Jascha Heifetz once asked Ayke Agus to close her eyes while he played the piece for her. “It sounded strange,” she wrote, “and when I peeked I saw that he was playing it with an orange.”

Domestic Harmony

The Musical World of London, Nov. 28, 1874, reports a surprising project — apparently a Massachusetts composer set the entire American constitution to music:

The authors of the Constitution of the Union thought more of reason than of rhyme, and their prose is not too well adapted to harmony, but the patriotic inspiration of Mr. Greeler, the Boston composer, overcomes every difficulty. He has made his score a genuine musical epopœia, and had it performed before a numerous public. The performance did not last less than six hours. The preamble of the Constitution forms a broad and majestic recitative, well sustained by altos and double basses. The first clause is written for a tenor; the other choruses are given to the bass, soprano, and baritone. The music of the clause treating of state’s rights is written in a minor key for bass and tenor. At the end of every clause, the recitative of the preamble is re-introduced and then repeated by the chorus. The constitutional amendments are treated as fugues and serve to introduce a formidable finale, in which the big drum and the gong play an important part. The general instrumentation is very scholarly, and the harmony surprising.

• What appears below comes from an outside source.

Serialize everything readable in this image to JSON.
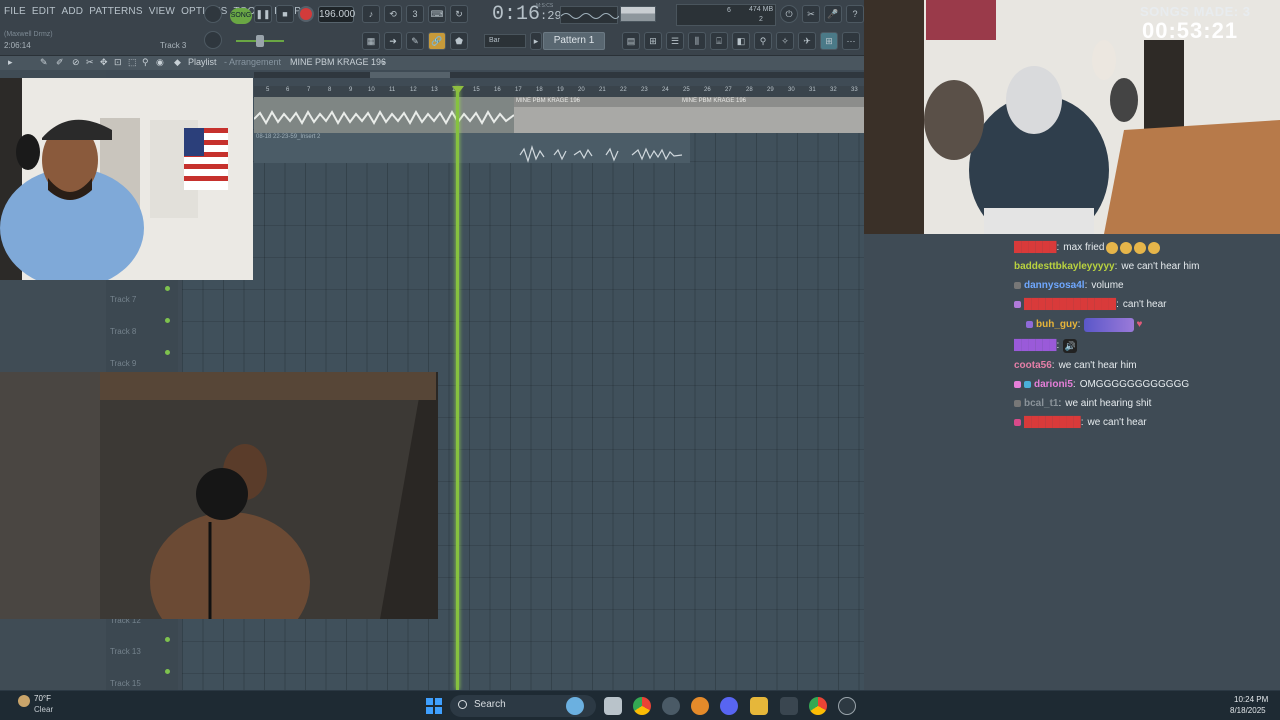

The music has been lost, but it would be out of date now anyway — we’ve added 12 amendments since then.